Scan the records below, and wherever a line has the word "year", pull it out.

BEGIN TASK INPUT

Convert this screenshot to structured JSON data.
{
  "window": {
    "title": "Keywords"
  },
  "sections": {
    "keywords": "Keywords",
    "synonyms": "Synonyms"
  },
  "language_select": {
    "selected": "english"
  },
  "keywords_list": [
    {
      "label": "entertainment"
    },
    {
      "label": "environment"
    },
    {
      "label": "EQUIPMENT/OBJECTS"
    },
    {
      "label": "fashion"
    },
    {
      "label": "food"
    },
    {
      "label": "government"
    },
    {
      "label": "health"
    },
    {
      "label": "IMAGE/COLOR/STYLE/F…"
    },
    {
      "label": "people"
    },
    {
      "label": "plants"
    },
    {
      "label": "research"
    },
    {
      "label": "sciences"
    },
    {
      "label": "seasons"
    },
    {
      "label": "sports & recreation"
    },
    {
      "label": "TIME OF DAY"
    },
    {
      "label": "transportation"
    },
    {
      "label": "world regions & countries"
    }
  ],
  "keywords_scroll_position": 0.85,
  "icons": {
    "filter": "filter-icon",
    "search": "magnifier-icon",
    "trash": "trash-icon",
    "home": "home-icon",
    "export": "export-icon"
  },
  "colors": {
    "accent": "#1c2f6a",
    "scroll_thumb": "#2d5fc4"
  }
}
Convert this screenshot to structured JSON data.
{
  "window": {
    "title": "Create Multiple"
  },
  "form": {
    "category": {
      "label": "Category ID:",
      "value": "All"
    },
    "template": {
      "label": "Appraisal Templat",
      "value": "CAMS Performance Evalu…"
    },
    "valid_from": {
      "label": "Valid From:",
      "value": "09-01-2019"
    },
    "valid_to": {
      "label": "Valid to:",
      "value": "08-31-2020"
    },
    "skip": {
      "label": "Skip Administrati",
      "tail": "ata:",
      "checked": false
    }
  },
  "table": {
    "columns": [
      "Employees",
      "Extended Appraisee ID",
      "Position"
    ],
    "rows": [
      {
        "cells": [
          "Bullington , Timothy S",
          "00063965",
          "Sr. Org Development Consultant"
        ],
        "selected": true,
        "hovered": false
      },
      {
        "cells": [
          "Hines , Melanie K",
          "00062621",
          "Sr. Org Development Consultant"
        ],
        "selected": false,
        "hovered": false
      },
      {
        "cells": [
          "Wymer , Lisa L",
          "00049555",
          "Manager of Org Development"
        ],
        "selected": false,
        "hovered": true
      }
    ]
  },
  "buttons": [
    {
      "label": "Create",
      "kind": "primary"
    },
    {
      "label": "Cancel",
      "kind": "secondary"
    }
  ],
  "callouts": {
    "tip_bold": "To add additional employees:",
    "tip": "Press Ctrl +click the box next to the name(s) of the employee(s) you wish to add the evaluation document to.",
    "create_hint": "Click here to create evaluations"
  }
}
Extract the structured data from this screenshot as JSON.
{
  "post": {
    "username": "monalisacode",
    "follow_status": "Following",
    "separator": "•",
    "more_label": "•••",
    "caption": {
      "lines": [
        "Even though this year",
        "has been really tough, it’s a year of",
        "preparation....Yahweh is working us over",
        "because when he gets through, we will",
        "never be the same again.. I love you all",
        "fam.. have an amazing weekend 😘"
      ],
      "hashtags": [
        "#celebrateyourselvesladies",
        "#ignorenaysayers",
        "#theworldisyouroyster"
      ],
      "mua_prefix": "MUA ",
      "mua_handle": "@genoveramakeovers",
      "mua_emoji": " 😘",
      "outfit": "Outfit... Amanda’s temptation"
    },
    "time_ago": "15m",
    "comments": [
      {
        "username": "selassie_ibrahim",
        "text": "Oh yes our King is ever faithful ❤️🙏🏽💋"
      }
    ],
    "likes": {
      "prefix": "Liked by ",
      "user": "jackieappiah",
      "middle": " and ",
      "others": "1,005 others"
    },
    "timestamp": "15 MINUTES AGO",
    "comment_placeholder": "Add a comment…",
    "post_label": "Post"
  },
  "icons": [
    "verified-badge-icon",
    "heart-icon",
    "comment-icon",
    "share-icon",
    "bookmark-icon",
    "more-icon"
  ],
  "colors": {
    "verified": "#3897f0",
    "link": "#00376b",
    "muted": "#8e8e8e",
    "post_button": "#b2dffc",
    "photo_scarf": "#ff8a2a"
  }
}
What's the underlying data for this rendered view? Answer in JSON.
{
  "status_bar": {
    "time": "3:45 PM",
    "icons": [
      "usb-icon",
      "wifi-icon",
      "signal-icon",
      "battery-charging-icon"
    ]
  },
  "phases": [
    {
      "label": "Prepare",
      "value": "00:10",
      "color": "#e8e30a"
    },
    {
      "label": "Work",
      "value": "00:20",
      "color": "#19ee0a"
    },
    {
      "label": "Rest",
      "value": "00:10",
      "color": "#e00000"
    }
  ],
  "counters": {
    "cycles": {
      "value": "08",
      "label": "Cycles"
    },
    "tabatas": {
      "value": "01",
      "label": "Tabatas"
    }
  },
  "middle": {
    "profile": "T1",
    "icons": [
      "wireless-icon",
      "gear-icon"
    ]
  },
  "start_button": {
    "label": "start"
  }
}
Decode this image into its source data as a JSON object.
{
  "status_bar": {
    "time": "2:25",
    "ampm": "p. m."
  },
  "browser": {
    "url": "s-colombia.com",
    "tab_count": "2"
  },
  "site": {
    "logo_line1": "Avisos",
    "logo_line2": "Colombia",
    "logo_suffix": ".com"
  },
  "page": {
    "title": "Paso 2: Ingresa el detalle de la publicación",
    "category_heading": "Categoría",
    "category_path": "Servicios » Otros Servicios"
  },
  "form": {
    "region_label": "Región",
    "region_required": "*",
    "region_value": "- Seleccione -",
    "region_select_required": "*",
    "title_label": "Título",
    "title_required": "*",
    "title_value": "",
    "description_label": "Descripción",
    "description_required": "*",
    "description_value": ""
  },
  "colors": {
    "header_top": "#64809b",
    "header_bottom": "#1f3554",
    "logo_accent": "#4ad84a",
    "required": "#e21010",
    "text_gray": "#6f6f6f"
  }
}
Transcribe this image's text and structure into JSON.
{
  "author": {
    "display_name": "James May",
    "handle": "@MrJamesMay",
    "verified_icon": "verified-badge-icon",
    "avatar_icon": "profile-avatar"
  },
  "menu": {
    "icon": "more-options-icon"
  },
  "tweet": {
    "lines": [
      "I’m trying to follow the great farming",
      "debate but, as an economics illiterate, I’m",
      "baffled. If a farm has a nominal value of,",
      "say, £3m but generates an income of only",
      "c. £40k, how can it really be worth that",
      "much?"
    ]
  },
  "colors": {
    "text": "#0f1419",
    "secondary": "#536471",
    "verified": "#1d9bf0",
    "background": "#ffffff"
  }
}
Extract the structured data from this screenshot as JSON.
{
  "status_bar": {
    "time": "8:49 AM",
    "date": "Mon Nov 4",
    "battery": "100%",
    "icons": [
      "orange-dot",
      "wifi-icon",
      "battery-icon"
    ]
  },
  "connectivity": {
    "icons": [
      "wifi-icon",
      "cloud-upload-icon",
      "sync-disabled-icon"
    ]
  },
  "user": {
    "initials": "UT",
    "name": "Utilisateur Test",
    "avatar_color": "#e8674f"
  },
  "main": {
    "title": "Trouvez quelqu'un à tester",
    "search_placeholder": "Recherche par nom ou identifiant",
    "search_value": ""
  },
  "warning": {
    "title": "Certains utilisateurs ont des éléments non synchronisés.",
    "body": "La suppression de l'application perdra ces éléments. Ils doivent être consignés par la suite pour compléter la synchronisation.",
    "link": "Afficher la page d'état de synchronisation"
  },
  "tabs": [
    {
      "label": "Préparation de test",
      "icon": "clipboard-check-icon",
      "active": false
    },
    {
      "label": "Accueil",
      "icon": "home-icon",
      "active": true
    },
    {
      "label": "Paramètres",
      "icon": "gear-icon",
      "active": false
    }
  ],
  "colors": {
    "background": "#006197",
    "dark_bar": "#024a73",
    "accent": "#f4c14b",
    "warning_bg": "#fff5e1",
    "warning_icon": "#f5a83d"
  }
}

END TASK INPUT

▸ TASK ANSWER
        "Even though this year",
        "has been really tough, it’s a year of",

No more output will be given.